[App and web page records]
-----

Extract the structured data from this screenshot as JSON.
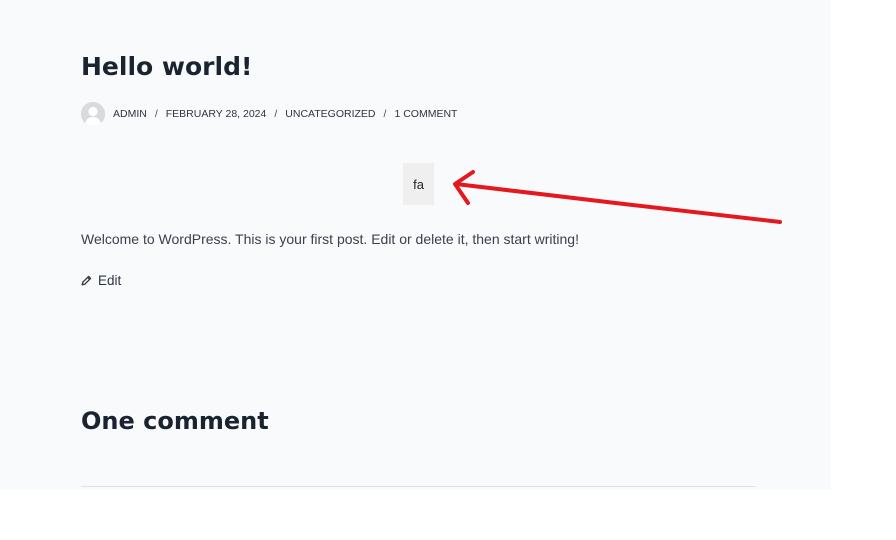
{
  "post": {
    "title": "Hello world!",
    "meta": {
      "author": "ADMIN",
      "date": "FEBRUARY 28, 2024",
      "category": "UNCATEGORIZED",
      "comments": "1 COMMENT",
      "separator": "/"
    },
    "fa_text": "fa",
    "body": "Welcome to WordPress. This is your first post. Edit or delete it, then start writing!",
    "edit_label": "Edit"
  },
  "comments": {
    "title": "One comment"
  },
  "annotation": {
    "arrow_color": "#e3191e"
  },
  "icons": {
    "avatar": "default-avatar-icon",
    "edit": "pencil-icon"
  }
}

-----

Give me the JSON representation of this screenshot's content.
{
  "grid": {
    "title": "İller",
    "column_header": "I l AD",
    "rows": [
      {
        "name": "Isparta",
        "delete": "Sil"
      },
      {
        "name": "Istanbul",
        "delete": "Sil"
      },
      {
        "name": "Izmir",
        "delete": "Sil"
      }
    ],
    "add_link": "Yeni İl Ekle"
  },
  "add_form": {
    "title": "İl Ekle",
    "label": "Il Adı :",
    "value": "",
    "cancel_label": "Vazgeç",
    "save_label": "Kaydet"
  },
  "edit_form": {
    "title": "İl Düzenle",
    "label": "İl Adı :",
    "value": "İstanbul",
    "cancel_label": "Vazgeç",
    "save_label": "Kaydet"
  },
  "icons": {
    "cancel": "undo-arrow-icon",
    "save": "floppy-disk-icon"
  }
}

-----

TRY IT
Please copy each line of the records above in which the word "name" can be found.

TASK ANSWER
        "name": "Isparta",
        "name": "Istanbul",
        "name": "Izmir",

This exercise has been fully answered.